In the world of scientific research, a transformative shift is happening, quietly reshaping how we perceive scientific exploration and our individual roles within it. This paradigm shift is citizen science – a rapidly growing field that enables ordinary people to make extraordinary contributions to scientific knowledge. Drawing on the vast interactions of countless individuals, citizen science is unlocking a paradigm shift where everyone, from school children to retirees, can become active participants in scientific discovery.

Citizen science primarily engages non-professional scientists in real-world scientific research. They are not holed up in laboratories or armed with PhDs; instead, they are everyday individuals armed with curiosity and a keen interest in contributing to scientific discovery. Whether it’s counting birds in a local park, testing air quality in an urban neighborhood, or mapping galaxies from a home computer, more and more citizens are becoming budding researchers.

Over the past decade, the rise of digital technology has catalyzed the growth of citizen science. Powerful devices such as smartphones, equipped with high-resolution cameras and precise location-tracking software, paired with easily accessible online platforms and applications, have enabled millions of people worldwide to collect, analyze, and share data. This collective effort not only aids professional researchers in gathering substantial amounts of data but also fosters a hands-on approach to science, thus democratizing the process of scientific discovery.

Today, online platforms such as Zooniverse or Citizen Science Alliance gather millions of users globally, offering a diverse range of projects spanning various scientific fields. Natural History Museum’s Big Bug Hunt encourages gardeners to report sightings of pests, thereby contributing to the creation of pest-alert systems. Meanwhile, on the other hand, applications like NOVA’s Cloud Lab engage users to categorize cloud types and patterns, which aids meteorologists in refining weather prediction models.

Such platforms symbiotically benefit both professional scientists and citizen contributors. On one hand, the enormous amounts of data collected by citizen scientists fuel research, saving scientists valuable time and resources. On the other hand, citizen contributors receive a unique hands-on learning experience, fostering scientific literacy and promoting a community-wide dialogue on scientific issues.

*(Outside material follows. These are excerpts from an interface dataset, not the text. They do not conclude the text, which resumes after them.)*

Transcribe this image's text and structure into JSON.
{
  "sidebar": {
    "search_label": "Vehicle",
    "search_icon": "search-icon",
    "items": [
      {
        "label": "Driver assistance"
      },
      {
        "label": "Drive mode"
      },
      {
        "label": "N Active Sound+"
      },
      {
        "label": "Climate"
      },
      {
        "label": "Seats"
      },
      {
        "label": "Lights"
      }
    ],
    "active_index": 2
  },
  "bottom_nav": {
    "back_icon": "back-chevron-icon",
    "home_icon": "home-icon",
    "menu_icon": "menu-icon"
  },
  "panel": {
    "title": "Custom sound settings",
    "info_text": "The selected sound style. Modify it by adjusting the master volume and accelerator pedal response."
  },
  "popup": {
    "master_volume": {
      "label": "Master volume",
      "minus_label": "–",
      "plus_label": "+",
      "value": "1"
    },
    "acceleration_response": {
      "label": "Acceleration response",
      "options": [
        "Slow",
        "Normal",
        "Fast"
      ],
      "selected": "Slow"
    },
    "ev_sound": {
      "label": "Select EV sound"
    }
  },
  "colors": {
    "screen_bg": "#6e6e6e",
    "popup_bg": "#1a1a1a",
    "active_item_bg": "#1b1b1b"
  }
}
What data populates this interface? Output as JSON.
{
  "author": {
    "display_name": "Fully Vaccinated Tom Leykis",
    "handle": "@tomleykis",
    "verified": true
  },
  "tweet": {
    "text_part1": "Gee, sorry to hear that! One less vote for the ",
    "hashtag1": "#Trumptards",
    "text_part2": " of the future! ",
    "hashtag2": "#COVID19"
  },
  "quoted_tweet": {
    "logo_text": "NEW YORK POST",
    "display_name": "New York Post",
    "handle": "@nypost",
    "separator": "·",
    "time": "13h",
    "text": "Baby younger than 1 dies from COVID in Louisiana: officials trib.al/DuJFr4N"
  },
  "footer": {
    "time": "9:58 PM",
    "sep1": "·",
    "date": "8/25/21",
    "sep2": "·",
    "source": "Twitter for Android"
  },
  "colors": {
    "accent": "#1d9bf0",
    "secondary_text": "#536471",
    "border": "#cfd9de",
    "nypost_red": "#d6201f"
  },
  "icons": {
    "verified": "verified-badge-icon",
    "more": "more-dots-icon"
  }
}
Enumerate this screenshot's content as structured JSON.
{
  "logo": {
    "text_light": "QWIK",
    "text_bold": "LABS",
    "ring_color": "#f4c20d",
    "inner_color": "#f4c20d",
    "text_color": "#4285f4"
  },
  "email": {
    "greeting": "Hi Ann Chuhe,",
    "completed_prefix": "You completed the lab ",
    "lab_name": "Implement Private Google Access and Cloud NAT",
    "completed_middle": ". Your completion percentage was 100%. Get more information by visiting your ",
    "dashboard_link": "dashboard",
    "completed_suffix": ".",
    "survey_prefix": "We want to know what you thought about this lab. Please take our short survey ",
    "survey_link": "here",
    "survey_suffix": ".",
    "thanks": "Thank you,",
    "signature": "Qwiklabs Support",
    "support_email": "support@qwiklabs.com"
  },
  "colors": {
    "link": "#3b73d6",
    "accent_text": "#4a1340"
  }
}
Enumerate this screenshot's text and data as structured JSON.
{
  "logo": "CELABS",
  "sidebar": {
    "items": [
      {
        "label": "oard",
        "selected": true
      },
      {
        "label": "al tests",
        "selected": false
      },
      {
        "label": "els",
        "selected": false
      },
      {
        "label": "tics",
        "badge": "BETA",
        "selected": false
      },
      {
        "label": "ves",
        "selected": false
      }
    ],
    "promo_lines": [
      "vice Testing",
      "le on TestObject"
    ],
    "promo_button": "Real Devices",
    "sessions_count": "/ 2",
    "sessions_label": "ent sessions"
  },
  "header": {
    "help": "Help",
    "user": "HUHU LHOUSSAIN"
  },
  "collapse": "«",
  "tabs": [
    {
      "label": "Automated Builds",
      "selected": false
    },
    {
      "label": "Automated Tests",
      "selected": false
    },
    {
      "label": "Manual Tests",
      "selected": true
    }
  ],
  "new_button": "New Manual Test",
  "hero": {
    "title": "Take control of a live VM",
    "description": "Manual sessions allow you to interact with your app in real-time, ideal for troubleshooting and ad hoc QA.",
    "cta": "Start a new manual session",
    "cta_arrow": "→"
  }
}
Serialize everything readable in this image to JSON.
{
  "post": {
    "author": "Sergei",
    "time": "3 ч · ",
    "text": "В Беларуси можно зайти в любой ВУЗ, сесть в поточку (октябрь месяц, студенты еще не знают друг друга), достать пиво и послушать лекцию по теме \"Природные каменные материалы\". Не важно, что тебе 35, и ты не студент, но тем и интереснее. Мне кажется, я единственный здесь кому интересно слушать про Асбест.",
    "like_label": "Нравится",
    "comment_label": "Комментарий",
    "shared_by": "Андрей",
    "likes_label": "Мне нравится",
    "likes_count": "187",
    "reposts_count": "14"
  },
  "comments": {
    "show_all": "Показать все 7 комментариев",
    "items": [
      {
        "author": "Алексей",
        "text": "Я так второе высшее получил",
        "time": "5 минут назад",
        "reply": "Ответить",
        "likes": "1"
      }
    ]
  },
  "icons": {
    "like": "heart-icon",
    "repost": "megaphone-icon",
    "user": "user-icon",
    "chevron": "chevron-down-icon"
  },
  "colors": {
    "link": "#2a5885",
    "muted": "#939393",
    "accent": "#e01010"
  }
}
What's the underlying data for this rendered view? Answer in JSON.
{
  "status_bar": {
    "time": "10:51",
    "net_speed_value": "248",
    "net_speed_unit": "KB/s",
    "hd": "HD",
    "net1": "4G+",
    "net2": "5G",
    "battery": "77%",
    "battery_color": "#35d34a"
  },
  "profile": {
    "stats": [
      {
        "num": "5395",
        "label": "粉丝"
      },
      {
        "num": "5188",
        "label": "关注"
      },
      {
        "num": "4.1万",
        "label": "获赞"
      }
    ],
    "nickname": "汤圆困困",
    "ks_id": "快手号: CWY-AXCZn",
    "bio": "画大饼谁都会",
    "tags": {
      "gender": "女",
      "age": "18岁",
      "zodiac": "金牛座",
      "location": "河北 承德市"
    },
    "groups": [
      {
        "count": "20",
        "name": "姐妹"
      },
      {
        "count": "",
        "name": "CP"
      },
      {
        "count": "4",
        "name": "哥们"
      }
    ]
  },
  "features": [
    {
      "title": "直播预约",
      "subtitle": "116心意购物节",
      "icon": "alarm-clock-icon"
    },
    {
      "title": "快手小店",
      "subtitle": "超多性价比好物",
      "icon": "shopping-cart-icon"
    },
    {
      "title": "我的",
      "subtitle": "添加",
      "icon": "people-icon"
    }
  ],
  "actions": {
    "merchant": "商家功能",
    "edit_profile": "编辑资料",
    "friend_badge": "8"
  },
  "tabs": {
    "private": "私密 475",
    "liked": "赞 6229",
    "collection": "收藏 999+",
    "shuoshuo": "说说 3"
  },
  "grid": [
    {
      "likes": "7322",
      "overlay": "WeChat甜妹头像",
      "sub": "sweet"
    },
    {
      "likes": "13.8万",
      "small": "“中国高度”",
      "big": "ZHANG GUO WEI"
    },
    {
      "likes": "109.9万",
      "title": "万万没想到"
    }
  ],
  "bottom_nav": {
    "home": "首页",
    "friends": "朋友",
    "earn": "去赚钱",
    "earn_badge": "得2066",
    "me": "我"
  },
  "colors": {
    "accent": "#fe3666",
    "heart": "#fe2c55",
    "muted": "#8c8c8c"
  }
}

Educationally, citizen science has illustrated a unique potential. A study by the Center for Advancement of Informal Science Education (CAISE) highlighted how engagement with citizen science projects can foster a deeper understanding of the scientific process, motivate learning, and instill an interest in environmental stewardship among students of all ages.

Furthermore, by involving the community directly, citizen science can also help bring about local change. A notable example is the citizen-led initiative in Flint, Michigan that helped uncover the city’s water crisis and spurred immediate corrective action. By testing their tap water independently, local residents identified elevated lead levels, thus highlighting a public health crisis and ensuring the protection of their local community.

While the concept of citizen science holds much promise, it is not without hurdles. Questions about data reliability, privacy, participant motivations, and ethical considerations are among the many challenges this burgeoning field must tackle. However, with the right frameworks and facilitation, these challenges can be mitigated, propelling the citizen science movement forward.

As the race for knowledge becomes more expansive and complex, it is clear that conventional research methods alone cannot keep pace. Citizen science, with its ability to harness the collective passion and power of everyday individuals, stands to remarkably accelerate scientific research.

Our understanding of the world is no longer contingent solely upon expert scientists within research institutes. As the citizen science movement continues to grow, it forges new frontiers in scientific discovery and reaffirms that science, at its core, is a collective pursuit – one to which we can all contribute.


Center for the Advancement of Informal Science Education. “Understanding the Persistent and Evolving COVID-19 Infodemic: Recommendations for Health Officials,” CAISE, Web. 30 March 2020

The Linux Foundation. “Mobile Phones Drive Citizen Science Boom.” 2021

The Guardian. “The Flint Water Crisis: How Citizen Scientists Exposed Poison Politics”. The Guardian. web. 14 January 2016

University of California, Davis. “Global Citizen Science Standards Proposed to Address Data Quality”. UC Davis. Web. 14 March 2022

Flint Water Study. “Frequently Asked Questions about Our Study.” 2021

Zooniverse. “About Us”. 2021

Citizen Science Alliance. “Redefining the process of Scientific Research by Public Participation.” 2021

The Big Bug Hunt. “Join the Hunt Today!” 2021

NOVA Labs. “Cloud Lab”. 2021